What does it mean?
Children and young people may have difficulties across one or many of the different elements of speech, language and communication resulting in a communication breakdown. This may be minor and temporary or it may be complex and long term.
Early identification is critical to the child and their families as this should lead to further development and medical evaluation, diagnosis and treatment.
Who is affected? * In the UK, over 1 million children and young people, that’s 2 – 3 in every classroom, have some form of long ad persistent speech, language and communication difficulty – this can affect them early, severely and for life. * Speech, language and communication disorders affect a significant portion of the global population, from stammering and lisps to dyspraxia and dysarthria, a variety of speech disorders exist which makes verbal communication difficult. * Poor communication skills present as a significant public health issue and costs approximately £97000 per child (ICAN 2006)
What do we know? * It takes the first 7 – 8 years of life to learn how to form all the different sounds correctly. * A Yougov poll undertaken by the communication trust of 349 teachers, found only 27% had received training around speech, language and communication – 81% said that they felt they would benefit from more training on this issue.
What are the impacts? * 50 – 90% of children with persistent speech, language and communication disorders go on to have reading difficulties. * 2/3 of 7 – 14 year olds with serious behavioural problems have language impairments. * At least 60% of young people in young offender’ institutions have communication difficulties.

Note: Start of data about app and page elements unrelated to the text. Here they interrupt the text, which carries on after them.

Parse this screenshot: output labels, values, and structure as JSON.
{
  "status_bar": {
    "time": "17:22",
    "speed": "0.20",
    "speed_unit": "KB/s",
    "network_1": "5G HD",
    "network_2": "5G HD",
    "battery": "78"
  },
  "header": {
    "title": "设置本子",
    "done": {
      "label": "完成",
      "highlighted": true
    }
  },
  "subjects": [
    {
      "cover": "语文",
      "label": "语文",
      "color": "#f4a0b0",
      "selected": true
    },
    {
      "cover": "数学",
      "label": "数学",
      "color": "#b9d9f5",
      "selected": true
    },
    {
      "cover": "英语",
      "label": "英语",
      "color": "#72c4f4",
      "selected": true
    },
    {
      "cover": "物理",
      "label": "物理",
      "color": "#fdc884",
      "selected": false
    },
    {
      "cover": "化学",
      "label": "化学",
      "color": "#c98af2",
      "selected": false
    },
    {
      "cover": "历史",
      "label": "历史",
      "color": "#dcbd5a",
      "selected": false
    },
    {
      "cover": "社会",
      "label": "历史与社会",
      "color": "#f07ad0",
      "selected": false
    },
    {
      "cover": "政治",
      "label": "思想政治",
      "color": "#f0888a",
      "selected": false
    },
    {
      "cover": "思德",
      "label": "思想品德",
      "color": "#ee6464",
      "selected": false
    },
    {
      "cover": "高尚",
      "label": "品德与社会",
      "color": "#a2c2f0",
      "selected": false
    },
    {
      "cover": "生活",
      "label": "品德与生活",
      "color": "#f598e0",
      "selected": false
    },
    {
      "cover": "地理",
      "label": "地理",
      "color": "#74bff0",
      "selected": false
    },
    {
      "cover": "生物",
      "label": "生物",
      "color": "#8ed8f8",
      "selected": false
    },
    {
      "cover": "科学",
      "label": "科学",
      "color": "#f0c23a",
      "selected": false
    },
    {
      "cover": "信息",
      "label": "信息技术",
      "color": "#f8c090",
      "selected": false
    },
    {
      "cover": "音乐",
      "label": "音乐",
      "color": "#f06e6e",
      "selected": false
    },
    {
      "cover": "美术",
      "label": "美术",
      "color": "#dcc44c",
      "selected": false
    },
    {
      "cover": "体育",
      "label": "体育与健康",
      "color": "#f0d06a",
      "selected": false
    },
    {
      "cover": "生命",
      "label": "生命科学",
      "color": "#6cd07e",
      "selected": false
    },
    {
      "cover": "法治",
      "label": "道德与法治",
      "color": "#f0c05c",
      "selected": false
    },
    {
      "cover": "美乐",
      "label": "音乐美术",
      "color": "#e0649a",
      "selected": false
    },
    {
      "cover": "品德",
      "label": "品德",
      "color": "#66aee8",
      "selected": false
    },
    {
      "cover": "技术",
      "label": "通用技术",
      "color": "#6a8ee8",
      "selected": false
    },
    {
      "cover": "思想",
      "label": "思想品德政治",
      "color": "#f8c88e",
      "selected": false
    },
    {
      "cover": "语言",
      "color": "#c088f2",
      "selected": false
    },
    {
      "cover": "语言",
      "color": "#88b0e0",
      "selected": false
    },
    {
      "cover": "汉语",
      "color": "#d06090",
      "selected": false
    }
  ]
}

Early identification of speech, language and communication delays and disorders means that the child can sooner receive the right treatment